YOUR INSTRUCTIONS:
Every entry below must appear again, exactly as written.

Saved entries:
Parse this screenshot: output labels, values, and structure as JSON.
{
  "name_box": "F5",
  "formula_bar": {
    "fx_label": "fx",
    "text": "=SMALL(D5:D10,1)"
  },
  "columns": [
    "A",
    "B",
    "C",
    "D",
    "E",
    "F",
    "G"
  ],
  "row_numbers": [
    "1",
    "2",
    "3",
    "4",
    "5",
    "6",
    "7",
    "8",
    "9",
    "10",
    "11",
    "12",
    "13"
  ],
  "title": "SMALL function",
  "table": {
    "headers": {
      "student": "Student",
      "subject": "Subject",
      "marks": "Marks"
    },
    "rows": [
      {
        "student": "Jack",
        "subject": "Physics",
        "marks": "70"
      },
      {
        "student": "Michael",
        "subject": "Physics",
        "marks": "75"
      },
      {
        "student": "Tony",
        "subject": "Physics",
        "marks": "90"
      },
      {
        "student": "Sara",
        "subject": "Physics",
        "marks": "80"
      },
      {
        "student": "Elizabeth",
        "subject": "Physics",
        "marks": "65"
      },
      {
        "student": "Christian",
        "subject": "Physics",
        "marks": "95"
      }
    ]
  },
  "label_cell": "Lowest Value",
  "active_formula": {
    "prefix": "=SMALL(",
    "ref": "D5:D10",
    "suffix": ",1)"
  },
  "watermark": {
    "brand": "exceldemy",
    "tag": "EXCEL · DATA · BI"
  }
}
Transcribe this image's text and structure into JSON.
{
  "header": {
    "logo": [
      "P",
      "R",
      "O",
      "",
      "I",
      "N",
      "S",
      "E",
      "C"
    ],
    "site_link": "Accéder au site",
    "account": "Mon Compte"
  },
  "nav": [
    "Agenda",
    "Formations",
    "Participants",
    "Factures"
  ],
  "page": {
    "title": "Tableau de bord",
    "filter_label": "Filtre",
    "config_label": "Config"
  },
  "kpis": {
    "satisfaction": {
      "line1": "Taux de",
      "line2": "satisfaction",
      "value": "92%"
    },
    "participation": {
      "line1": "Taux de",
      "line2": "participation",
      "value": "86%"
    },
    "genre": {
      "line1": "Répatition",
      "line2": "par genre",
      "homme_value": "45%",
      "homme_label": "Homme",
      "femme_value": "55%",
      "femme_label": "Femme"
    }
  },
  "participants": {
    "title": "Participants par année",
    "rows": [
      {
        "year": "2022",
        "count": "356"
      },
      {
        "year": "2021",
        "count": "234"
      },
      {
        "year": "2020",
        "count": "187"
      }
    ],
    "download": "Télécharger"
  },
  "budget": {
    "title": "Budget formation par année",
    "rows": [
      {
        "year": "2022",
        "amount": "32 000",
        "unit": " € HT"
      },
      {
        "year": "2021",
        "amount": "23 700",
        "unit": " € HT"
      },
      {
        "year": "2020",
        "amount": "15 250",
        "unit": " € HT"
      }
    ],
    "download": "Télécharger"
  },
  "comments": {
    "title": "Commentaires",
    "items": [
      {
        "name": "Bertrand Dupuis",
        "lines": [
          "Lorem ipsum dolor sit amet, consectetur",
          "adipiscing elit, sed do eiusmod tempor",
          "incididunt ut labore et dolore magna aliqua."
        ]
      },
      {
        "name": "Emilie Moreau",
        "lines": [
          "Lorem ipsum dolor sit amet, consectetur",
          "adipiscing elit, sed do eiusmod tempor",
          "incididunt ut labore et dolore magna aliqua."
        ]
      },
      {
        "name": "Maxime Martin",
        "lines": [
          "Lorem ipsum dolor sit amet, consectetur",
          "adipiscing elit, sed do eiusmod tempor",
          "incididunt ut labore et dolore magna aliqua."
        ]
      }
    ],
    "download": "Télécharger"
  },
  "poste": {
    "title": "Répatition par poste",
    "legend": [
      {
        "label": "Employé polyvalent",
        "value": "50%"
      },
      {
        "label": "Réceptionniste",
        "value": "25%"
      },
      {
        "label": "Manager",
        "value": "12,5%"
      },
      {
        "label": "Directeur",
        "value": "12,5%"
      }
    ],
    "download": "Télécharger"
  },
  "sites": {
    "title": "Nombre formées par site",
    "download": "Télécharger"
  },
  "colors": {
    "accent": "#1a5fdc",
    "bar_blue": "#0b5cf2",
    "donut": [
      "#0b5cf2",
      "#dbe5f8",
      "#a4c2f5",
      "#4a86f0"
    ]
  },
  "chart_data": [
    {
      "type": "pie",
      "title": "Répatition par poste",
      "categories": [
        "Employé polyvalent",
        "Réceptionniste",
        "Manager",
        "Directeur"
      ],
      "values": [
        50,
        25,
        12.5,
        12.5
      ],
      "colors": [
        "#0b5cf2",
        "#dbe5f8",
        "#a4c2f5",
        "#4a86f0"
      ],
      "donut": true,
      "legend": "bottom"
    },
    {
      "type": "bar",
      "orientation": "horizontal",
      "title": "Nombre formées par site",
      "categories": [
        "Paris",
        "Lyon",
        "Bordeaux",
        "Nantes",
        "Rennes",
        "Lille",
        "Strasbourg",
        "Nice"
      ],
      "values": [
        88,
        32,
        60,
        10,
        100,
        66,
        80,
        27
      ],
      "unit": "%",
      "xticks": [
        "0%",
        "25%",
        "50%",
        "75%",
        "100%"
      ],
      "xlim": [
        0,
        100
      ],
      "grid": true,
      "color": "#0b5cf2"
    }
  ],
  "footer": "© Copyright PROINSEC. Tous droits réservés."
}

PROBLEM SOLUTION:
Parse this screenshot: output labels, values, and structure as JSON.
{
  "name_box": "F5",
  "formula_bar": {
    "fx_label": "fx",
    "text": "=SMALL(D5:D10,1)"
  },
  "columns": [
    "A",
    "B",
    "C",
    "D",
    "E",
    "F",
    "G"
  ],
  "row_numbers": [
    "1",
    "2",
    "3",
    "4",
    "5",
    "6",
    "7",
    "8",
    "9",
    "10",
    "11",
    "12",
    "13"
  ],
  "title": "SMALL function",
  "table": {
    "headers": {
      "student": "Student",
      "subject": "Subject",
      "marks": "Marks"
    },
    "rows": [
      {
        "student": "Jack",
        "subject": "Physics",
        "marks": "70"
      },
      {
        "student": "Michael",
        "subject": "Physics",
        "marks": "75"
      },
      {
        "student": "Tony",
        "subject": "Physics",
        "marks": "90"
      },
      {
        "student": "Sara",
        "subject": "Physics",
        "marks": "80"
      },
      {
        "student": "Elizabeth",
        "subject": "Physics",
        "marks": "65"
      },
      {
        "student": "Christian",
        "subject": "Physics",
        "marks": "95"
      }
    ]
  },
  "label_cell": "Lowest Value",
  "active_formula": {
    "prefix": "=SMALL(",
    "ref": "D5:D10",
    "suffix": ",1)"
  },
  "watermark": {
    "brand": "exceldemy",
    "tag": "EXCEL · DATA · BI"
  }
}
Transcribe this image's text and structure into JSON.
{
  "header": {
    "logo": [
      "P",
      "R",
      "O",
      "",
      "I",
      "N",
      "S",
      "E",
      "C"
    ],
    "site_link": "Accéder au site",
    "account": "Mon Compte"
  },
  "nav": [
    "Agenda",
    "Formations",
    "Participants",
    "Factures"
  ],
  "page": {
    "title": "Tableau de bord",
    "filter_label": "Filtre",
    "config_label": "Config"
  },
  "kpis": {
    "satisfaction": {
      "line1": "Taux de",
      "line2": "satisfaction",
      "value": "92%"
    },
    "participation": {
      "line1": "Taux de",
      "line2": "participation",
      "value": "86%"
    },
    "genre": {
      "line1": "Répatition",
      "line2": "par genre",
      "homme_value": "45%",
      "homme_label": "Homme",
      "femme_value": "55%",
      "femme_label": "Femme"
    }
  },
  "participants": {
    "title": "Participants par année",
    "rows": [
      {
        "year": "2022",
        "count": "356"
      },
      {
        "year": "2021",
        "count": "234"
      },
      {
        "year": "2020",
        "count": "187"
      }
    ],
    "download": "Télécharger"
  },
  "budget": {
    "title": "Budget formation par année",
    "rows": [
      {
        "year": "2022",
        "amount": "32 000",
        "unit": " € HT"
      },
      {
        "year": "2021",
        "amount": "23 700",
        "unit": " € HT"
      },
      {
        "year": "2020",
        "amount": "15 250",
        "unit": " € HT"
      }
    ],
    "download": "Télécharger"
  },
  "comments": {
    "title": "Commentaires",
    "items": [
      {
        "name": "Bertrand Dupuis",
        "lines": [
          "Lorem ipsum dolor sit amet, consectetur",
          "adipiscing elit, sed do eiusmod tempor",
          "incididunt ut labore et dolore magna aliqua."
        ]
      },
      {
        "name": "Emilie Moreau",
        "lines": [
          "Lorem ipsum dolor sit amet, consectetur",
          "adipiscing elit, sed do eiusmod tempor",
          "incididunt ut labore et dolore magna aliqua."
        ]
      },
      {
        "name": "Maxime Martin",
        "lines": [
          "Lorem ipsum dolor sit amet, consectetur",
          "adipiscing elit, sed do eiusmod tempor",
          "incididunt ut labore et dolore magna aliqua."
        ]
      }
    ],
    "download": "Télécharger"
  },
  "poste": {
    "title": "Répatition par poste",
    "legend": [
      {
        "label": "Employé polyvalent",
        "value": "50%"
      },
      {
        "label": "Réceptionniste",
        "value": "25%"
      },
      {
        "label": "Manager",
        "value": "12,5%"
      },
      {
        "label": "Directeur",
        "value": "12,5%"
      }
    ],
    "download": "Télécharger"
  },
  "sites": {
    "title": "Nombre formées par site",
    "download": "Télécharger"
  },
  "colors": {
    "accent": "#1a5fdc",
    "bar_blue": "#0b5cf2",
    "donut": [
      "#0b5cf2",
      "#dbe5f8",
      "#a4c2f5",
      "#4a86f0"
    ]
  },
  "chart_data": [
    {
      "type": "pie",
      "title": "Répatition par poste",
      "categories": [
        "Employé polyvalent",
        "Réceptionniste",
        "Manager",
        "Directeur"
      ],
      "values": [
        50,
        25,
        12.5,
        12.5
      ],
      "colors": [
        "#0b5cf2",
        "#dbe5f8",
        "#a4c2f5",
        "#4a86f0"
      ],
      "donut": true,
      "legend": "bottom"
    },
    {
      "type": "bar",
      "orientation": "horizontal",
      "title": "Nombre formées par site",
      "categories": [
        "Paris",
        "Lyon",
        "Bordeaux",
        "Nantes",
        "Rennes",
        "Lille",
        "Strasbourg",
        "Nice"
      ],
      "values": [
        88,
        32,
        60,
        10,
        100,
        66,
        80,
        27
      ],
      "unit": "%",
      "xticks": [
        "0%",
        "25%",
        "50%",
        "75%",
        "100%"
      ],
      "xlim": [
        0,
        100
      ],
      "grid": true,
      "color": "#0b5cf2"
    }
  ],
  "footer": "© Copyright PROINSEC. Tous droits réservés."
}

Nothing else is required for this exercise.